Twitter being a private company means that it has a right to define what is and is not acceptable on its platform, according to both Wilson and Wideman.
“The Constitution is really set up to identify responsibilities of government and individuals,” Wilson said. “A good example I could use for Twitter is [that] you’re not compelled to participate. No one forces you to get an account. If you choose not to use it, you could go to another source. You could eliminate it altogether or you choose to abide by the user regulations, the things we quickly scroll through and say ‘yes, I agree’ in order to create the account. So, applying it [the First Amendment] to businesses would be very different than applying it to the government…. Whereas you do have to abide by the government of the United States.”
The distinction between protected speech and unprotected speech is that the First Amendment protects U.S. citizens from government censorship, whereas a platform like Twitter has a right to limit what is on its platform because it is not a federal entity, according to Wilson. Therefore, Twitter establishes its user guidelines that users must follow to create and maintain an account. Twitter’s content moderation team is responsible for filtering content and ensuring that users follow the platform’s policies and guidelines that all users agree to, having read through them or not, to create an account. Although Musk has expressed his sentiments about the preservation of free speech in regard to Twitter as a platform, Twitter can ban users for violating its user guidelines, especially, for example, prohibiting violent or hateful speech.
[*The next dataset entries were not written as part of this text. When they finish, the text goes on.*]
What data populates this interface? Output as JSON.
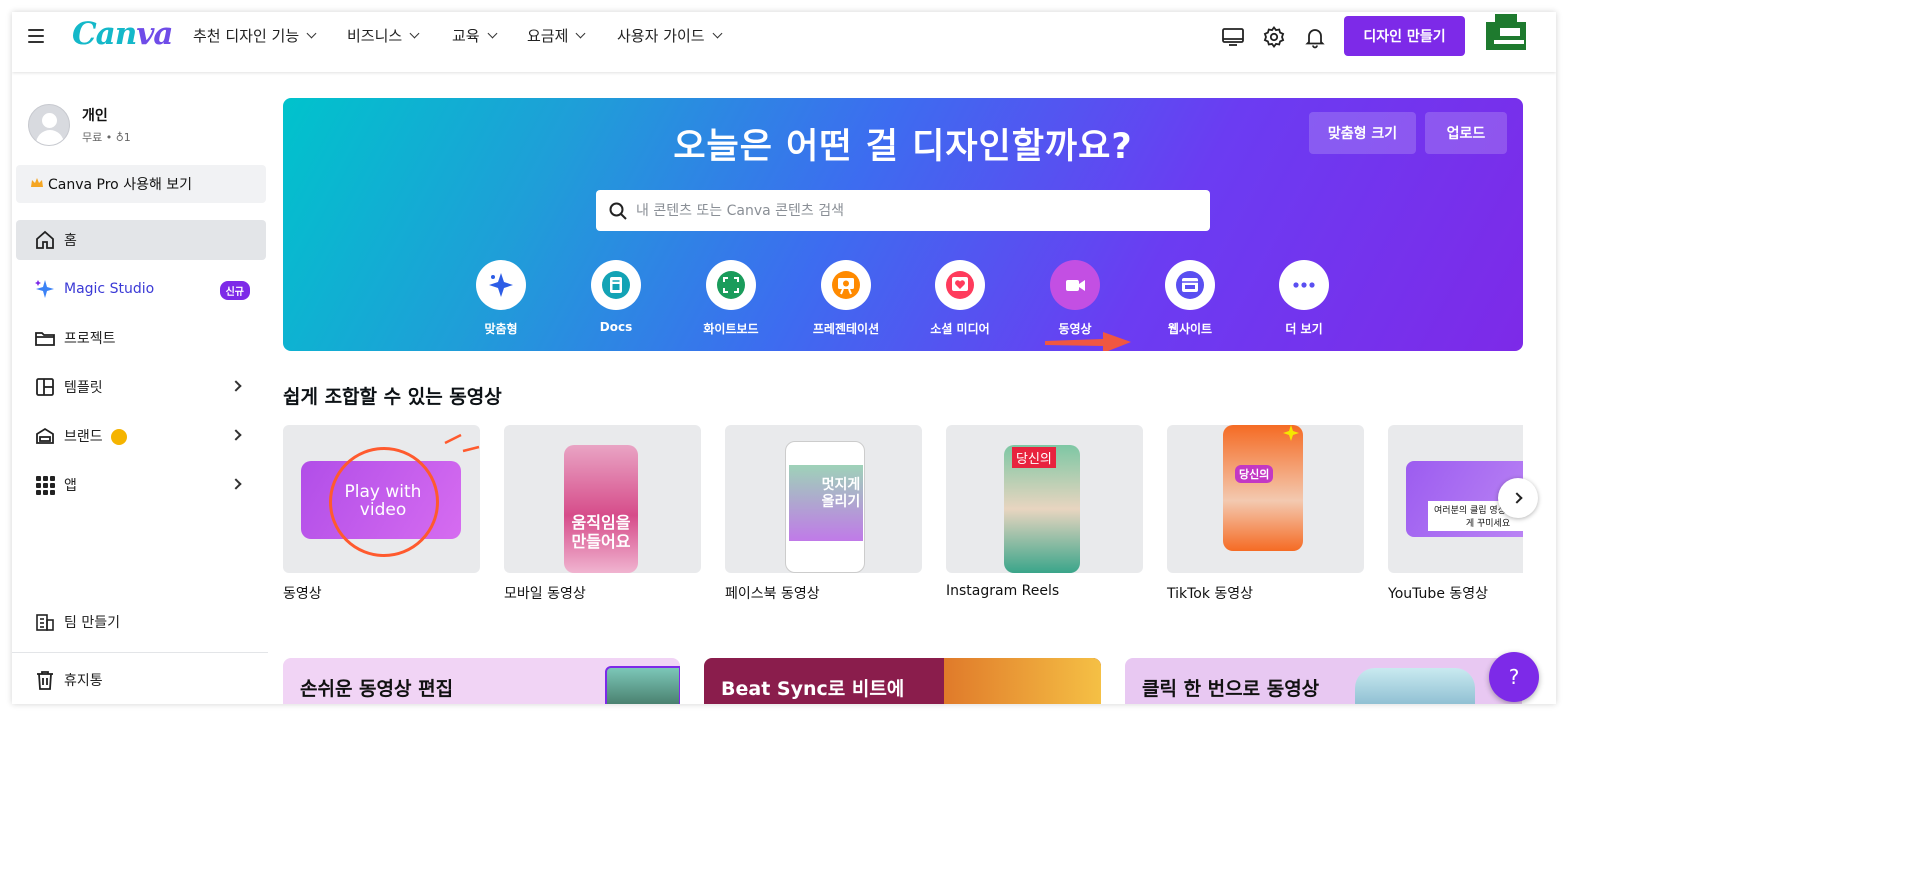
{
  "app": {
    "logo_text": "Canva"
  },
  "nav": {
    "items": [
      {
        "label": "추천 디자인 기능"
      },
      {
        "label": "비즈니스"
      },
      {
        "label": "교육"
      },
      {
        "label": "요금제"
      },
      {
        "label": "사용자 가이드"
      }
    ],
    "create_button": "디자인 만들기",
    "icons": [
      "desktop-icon",
      "gear-icon",
      "bell-icon"
    ]
  },
  "sidebar": {
    "profile": {
      "name": "개인",
      "sub": "무료 • ♁1"
    },
    "pro_button": "Canva Pro 사용해 보기",
    "items": [
      {
        "label": "홈",
        "icon": "home-icon",
        "active": true
      },
      {
        "label": "Magic Studio",
        "icon": "sparkle-icon",
        "badge": "신규"
      },
      {
        "label": "프로젝트",
        "icon": "folder-icon"
      },
      {
        "label": "템플릿",
        "icon": "template-icon"
      },
      {
        "label": "브랜드",
        "icon": "brand-icon"
      },
      {
        "label": "앱",
        "icon": "apps-grid-icon"
      }
    ],
    "bottom_items": [
      {
        "label": "팀 만들기",
        "icon": "team-icon"
      },
      {
        "label": "휴지통",
        "icon": "trash-icon"
      }
    ]
  },
  "hero": {
    "title": "오늘은 어떤 걸 디자인할까요?",
    "custom_size_button": "맞춤형 크기",
    "upload_button": "업로드",
    "search_placeholder": "내 콘텐츠 또는 Canva 콘텐츠 검색",
    "categories": [
      {
        "label": "맞춤형",
        "icon": "sparkle-icon",
        "color": "#2d5de6"
      },
      {
        "label": "Docs",
        "icon": "docs-icon",
        "color": "#13a3b5"
      },
      {
        "label": "화이트보드",
        "icon": "whiteboard-icon",
        "color": "#1a9c5b"
      },
      {
        "label": "프레젠테이션",
        "icon": "presentation-icon",
        "color": "#ff8a00"
      },
      {
        "label": "소셜 미디어",
        "icon": "heart-icon",
        "color": "#ff3b5c"
      },
      {
        "label": "동영상",
        "icon": "video-camera-icon",
        "color": "#c34fe3"
      },
      {
        "label": "웹사이트",
        "icon": "website-icon",
        "color": "#5a4ff1"
      },
      {
        "label": "더 보기",
        "icon": "more-icon",
        "color": "#5a4ff1"
      }
    ]
  },
  "video_section": {
    "title": "쉽게 조합할 수 있는 동영상",
    "cards": [
      {
        "label": "동영상",
        "thumb_text": "Play with video"
      },
      {
        "label": "모바일 동영상",
        "thumb_text": "움직임을 만들어요"
      },
      {
        "label": "페이스북 동영상",
        "thumb_text": "멋지게 올리기"
      },
      {
        "label": "Instagram Reels",
        "thumb_text": "당신의"
      },
      {
        "label": "TikTok 동영상",
        "thumb_text": "당신의"
      },
      {
        "label": "YouTube 동영상",
        "thumb_text": "여러분의 클립 영상을 자유롭게 꾸미세요"
      }
    ]
  },
  "promos": [
    {
      "text": "손쉬운 동영상 편집"
    },
    {
      "text": "Beat Sync로 비트에"
    },
    {
      "text": "클릭 한 번으로 동영상"
    }
  ],
  "help": {
    "label": "?"
  },
  "colors": {
    "brand_purple": "#7d2ae8",
    "teal": "#00c3cc"
  }
}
“So some people are interested to learn that, actually, hate speech—to a degree—can be protected as free speech,” Wideman said. “It becomes not protected when it violates somebody else’s right. So when hate speech turns into what we call ‘fighting words,’ then it is no longer protected speech [or] free speech,” Wideman said.Although Twitter has cracked down on ‘fighting words,’ recently banning a celebrity from the platform after an antisemitic tweet, according to The Washington Post, the question of what the change in leadership and social media culture means for free speech, both constitutional and via social platforms, has yet to emerge.